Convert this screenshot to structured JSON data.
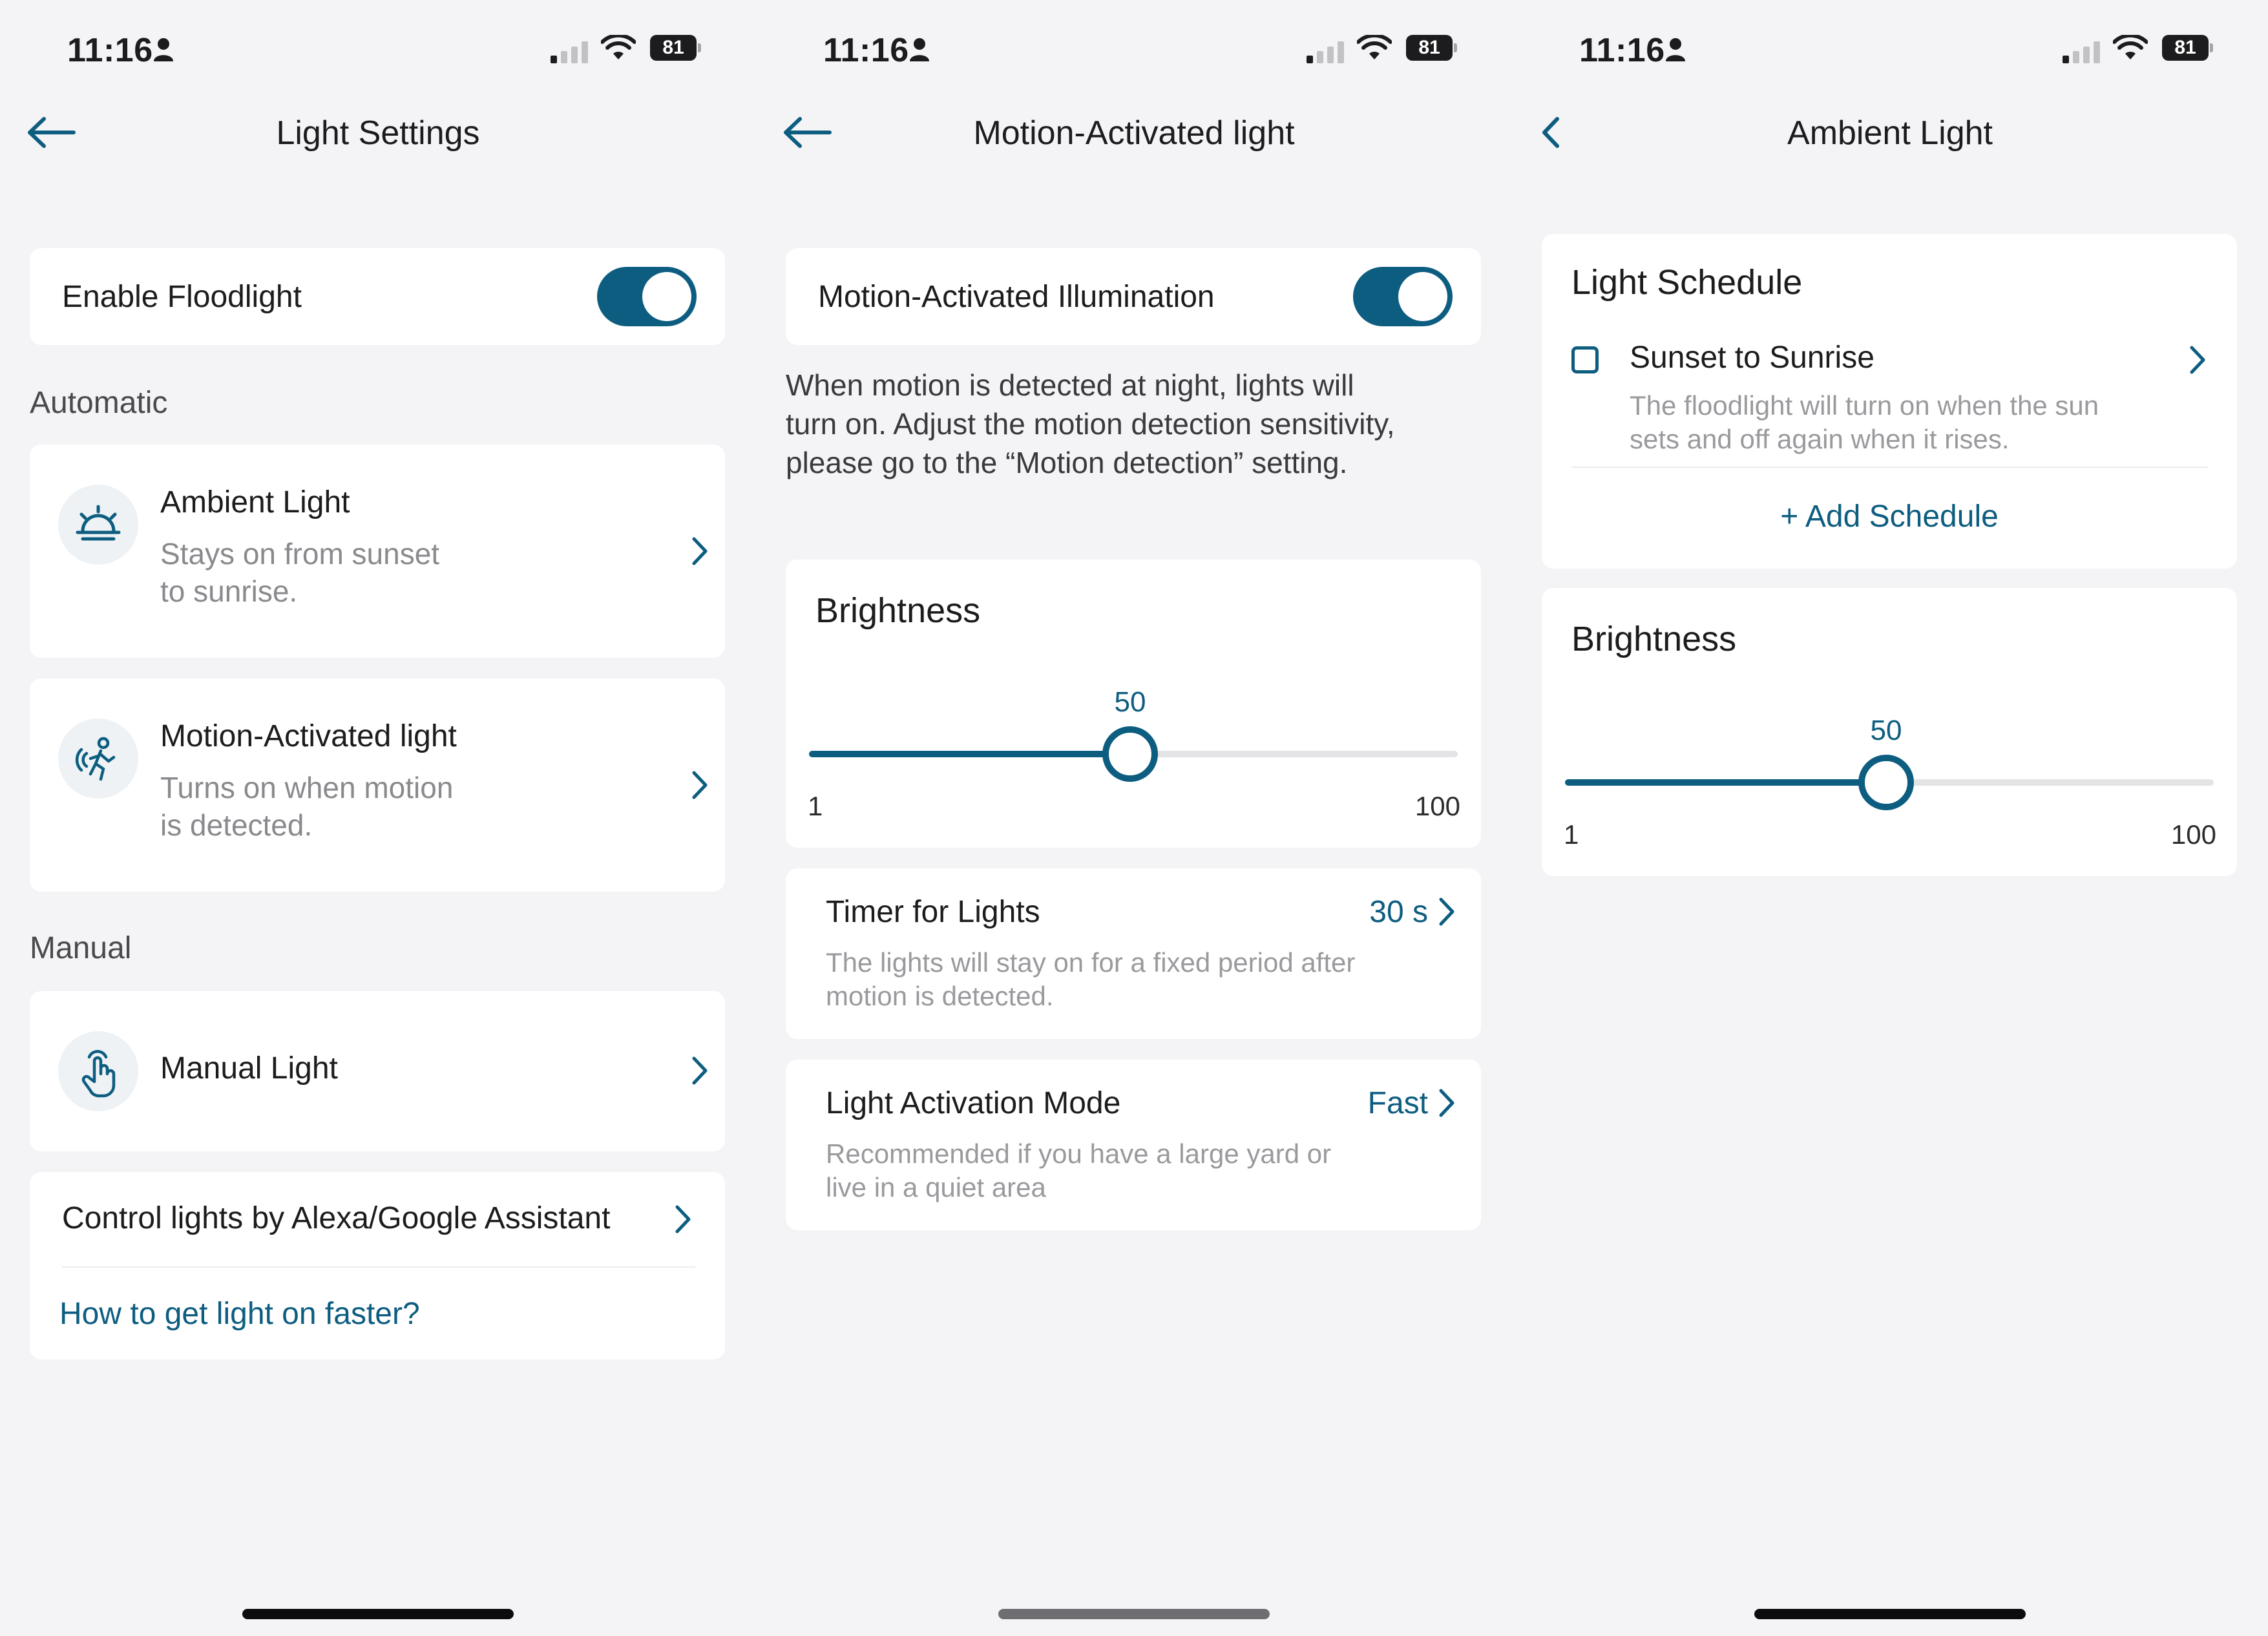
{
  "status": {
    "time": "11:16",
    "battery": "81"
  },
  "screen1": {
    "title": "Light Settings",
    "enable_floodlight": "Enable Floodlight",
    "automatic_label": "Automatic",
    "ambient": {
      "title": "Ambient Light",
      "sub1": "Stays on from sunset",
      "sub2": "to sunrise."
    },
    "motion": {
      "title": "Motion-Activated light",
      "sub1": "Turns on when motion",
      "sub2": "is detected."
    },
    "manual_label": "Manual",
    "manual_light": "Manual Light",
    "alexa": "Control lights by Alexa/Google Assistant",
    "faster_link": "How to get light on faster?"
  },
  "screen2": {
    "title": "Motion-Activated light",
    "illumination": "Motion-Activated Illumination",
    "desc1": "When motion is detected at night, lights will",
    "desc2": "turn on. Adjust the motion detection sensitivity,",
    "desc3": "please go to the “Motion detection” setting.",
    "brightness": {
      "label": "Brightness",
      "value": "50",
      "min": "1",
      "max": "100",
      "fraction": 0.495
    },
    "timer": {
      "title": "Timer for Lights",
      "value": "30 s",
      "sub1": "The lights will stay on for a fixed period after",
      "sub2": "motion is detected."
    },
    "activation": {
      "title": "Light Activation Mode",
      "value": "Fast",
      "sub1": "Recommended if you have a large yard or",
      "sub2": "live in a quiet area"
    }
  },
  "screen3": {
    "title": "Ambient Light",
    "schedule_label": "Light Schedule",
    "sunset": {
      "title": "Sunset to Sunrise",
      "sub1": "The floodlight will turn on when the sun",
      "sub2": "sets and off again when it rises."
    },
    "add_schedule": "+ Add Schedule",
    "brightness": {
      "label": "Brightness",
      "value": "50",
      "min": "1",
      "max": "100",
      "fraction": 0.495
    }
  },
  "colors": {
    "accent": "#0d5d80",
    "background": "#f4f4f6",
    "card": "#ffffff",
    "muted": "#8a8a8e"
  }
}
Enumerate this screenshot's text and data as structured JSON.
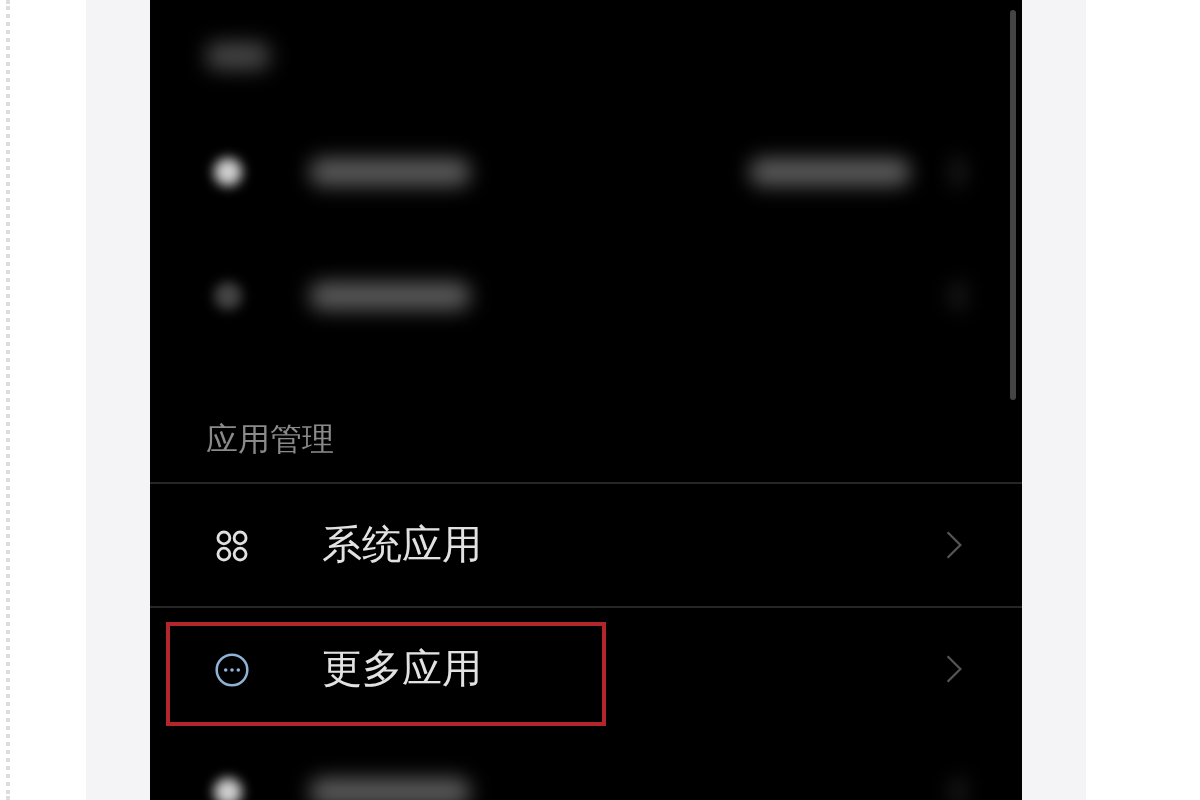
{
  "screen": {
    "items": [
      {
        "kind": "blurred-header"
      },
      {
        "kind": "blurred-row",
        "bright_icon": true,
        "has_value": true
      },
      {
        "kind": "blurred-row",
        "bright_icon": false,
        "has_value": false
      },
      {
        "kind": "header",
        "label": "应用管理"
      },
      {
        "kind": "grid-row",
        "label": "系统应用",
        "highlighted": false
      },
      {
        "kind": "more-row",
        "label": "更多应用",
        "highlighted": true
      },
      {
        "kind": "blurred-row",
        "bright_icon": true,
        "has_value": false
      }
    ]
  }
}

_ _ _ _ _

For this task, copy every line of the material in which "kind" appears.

        "kind": "blurred-header"
        "kind": "blurred-row",
        "kind": "blurred-row",
        "kind": "header",
        "kind": "grid-row",
        "kind": "more-row",
        "kind": "blurred-row",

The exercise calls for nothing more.